Today.  Today, Alex fell off a chair.  It wasn’t a big fall, and he wasn’t badly hurt.  He landed on his side, and it was clear to me that he struck the side of his face when he landed.  The skin was extra white and a little puffy.  I tried to help him, but helping him became a wrestling match.  He was hurt and wanted to lash out.  He needed to lash out.  And that’s the way things have been lately.  When things go wrong, Alex’s frustration and anxiety shoot through the proverbial roof, and he melts down almost immediately, except instead of melting down he lashes out:  biting, pinching, hitting, and kicking whoever he can reach.

We’ve tried everything we know to do.  We’ve tried everything the school staff knows to do.  We’ve sought outside advice.  But none of it has worked.  Alex’s aggressive behaviors are getting worse.  He’s ability to concentrate on his work and self-regulate is getting worse.  He’s out of his own control.  It’s not just that he’s out of my control or the school’s control; he’s out of his own control.  And we’ve tried everything short of medicine to alleviate his distress.

I hate the idea of drugging my child.  There is such an ugly history of using chemical restraints to induce external control on individuals with psychological or developmental differences.  It’s an ugly, ugly history and I want no part of it.  I don’t want to force my child to take drugs so he can be manageable.  And that is what I see.  I don’t think of it as medicine, but as a chemical restraint, an attempt to make him manageable.  And I don’t want any part of it.

But today….  What if Alex had been seriously hurt?  What if he needed to go to the emergency room?  Considering the trouble I had examining him after his fall I know we would have needed physical restraints to hold him.  If he had a neck or head injury, he could have done himself serious damage, just struggling to lash out.  If he needed emergency care, they would have drugged him just so they could treat him.  It wouldn’t be something that’s right for him.  It wouldn’t be something given to him in monitored doses.  It would have been chemical restraints given in an emergency situation so he could be treated for his injuries.
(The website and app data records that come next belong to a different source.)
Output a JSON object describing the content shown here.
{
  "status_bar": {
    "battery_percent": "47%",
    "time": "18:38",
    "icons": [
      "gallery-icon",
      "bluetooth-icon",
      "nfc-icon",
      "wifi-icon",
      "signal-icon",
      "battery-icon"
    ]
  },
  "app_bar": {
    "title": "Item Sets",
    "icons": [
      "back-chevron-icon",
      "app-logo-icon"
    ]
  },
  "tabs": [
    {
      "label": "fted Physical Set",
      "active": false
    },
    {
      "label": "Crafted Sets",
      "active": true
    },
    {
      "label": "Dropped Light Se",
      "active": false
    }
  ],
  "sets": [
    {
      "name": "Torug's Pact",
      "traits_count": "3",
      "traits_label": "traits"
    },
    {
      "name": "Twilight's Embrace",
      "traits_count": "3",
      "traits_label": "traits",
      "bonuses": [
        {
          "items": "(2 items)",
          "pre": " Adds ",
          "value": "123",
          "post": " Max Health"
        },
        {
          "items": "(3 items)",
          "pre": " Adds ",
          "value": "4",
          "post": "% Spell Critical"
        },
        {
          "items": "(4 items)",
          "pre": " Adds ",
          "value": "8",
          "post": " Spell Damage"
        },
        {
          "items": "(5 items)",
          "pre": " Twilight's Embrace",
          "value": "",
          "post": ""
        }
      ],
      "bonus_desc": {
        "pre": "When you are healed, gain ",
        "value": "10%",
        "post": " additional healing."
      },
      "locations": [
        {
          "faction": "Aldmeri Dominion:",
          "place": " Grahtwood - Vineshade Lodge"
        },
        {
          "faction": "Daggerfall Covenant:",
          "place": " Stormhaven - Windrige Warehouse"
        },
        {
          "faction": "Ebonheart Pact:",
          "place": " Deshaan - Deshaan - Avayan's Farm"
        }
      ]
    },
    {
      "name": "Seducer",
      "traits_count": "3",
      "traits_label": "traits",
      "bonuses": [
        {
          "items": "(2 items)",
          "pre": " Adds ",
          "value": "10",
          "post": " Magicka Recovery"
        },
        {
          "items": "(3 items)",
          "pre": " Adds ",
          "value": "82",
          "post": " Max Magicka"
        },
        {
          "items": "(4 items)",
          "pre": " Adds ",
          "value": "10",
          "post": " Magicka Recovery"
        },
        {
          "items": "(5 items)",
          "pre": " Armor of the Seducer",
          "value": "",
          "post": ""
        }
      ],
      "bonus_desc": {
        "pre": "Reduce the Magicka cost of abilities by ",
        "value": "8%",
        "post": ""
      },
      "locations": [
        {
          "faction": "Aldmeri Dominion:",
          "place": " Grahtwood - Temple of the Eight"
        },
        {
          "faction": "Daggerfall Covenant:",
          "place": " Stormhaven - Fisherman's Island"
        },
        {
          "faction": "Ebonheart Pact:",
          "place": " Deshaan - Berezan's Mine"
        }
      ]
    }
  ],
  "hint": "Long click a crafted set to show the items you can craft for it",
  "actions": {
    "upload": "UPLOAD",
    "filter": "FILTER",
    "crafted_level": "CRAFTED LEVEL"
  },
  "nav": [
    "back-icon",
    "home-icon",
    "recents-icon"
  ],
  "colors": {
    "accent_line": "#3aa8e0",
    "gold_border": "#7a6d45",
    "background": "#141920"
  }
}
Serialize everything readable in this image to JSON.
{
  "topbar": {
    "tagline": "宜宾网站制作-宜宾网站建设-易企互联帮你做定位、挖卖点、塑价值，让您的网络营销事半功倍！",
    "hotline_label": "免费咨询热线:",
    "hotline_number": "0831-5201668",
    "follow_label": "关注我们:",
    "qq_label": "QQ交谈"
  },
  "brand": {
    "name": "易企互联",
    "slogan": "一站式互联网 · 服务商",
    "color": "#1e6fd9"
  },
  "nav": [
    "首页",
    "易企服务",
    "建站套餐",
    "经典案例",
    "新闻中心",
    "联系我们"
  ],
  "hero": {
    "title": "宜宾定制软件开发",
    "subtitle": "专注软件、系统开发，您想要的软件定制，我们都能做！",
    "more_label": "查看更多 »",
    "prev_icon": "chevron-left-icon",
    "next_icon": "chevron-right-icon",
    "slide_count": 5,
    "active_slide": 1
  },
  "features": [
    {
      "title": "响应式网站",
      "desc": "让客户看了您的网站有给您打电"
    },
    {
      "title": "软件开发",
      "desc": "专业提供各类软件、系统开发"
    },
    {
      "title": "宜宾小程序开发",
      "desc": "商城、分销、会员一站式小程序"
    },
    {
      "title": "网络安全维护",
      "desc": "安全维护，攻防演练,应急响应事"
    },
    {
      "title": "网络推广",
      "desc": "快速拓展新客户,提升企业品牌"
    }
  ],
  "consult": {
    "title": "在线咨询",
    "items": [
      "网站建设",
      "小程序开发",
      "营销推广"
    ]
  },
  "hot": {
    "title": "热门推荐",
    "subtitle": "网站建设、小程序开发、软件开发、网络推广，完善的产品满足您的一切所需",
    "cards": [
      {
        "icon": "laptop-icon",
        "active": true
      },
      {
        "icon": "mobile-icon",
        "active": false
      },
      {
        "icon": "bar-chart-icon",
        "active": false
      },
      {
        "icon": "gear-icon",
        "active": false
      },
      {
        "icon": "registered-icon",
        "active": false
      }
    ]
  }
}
I don’t know that the medication that’s been recommended will prevent that need.  I don’t know what it will do, and the doctors aren’t really sure either.  It’s an attempt.  It’s an experiment.  And I hate that, too.

But, if it works, it will help reduce the aggression and the anxiety, it will help him stay calm and self-regulated, it will help him learn and communicate.  It may make a big, big difference in his quality of life.  And that would be wonderful

And if it doesn’t work, we can stop it.  Try something else.

But I still don’t like it.  I find the very idea repugnant.  But we’re out of options.  If the situation continues as it is, it’s just going to get worse.  Alex doesn’t need to get much bigger before he’s truly dangerous to himself and others.  And that’s not Alex—it’s not the sweet, happy person Alex could be.

After yesterday and today, and all the many days in the past, it’s becoming clearer and clearer that Alex is probably bi-polar like his father.  And as rough as that is, that’s not what’s bothering me.  As rough as the behaviors are, they’re not what’s bothering me.  And it’s not just the need for medication, either.

Even knowing there is no answer, I want to know why.  Why is Alex the one who has to go through all of this?  Willy and Ben are autistic.  They’re just autistic, but being autistic is enough of a challenge in this world.  Alex is autistic, with (formerly) bad tonsils and bad adenoids, bad eyes, hernias, nutritional deficiencies and resistance to the special diet that would address those deficiencies, and now probable manic-depression.  Why are Willy and Ben basically healthy and well-adjusted?  Why is Alex not?  Why does Alex have to deal with all of these complications?

It’s not that I wish Willy and Ben were more sick.  Of course not.  But why does Alex have to go through so much?

Recently I read a post by Sarah on PlanetJosh.  And I can relate to that.  I want to scream at the top of my lungs—to nobody in particular, to the universe at large—LEAVE MY SON ALONE!!!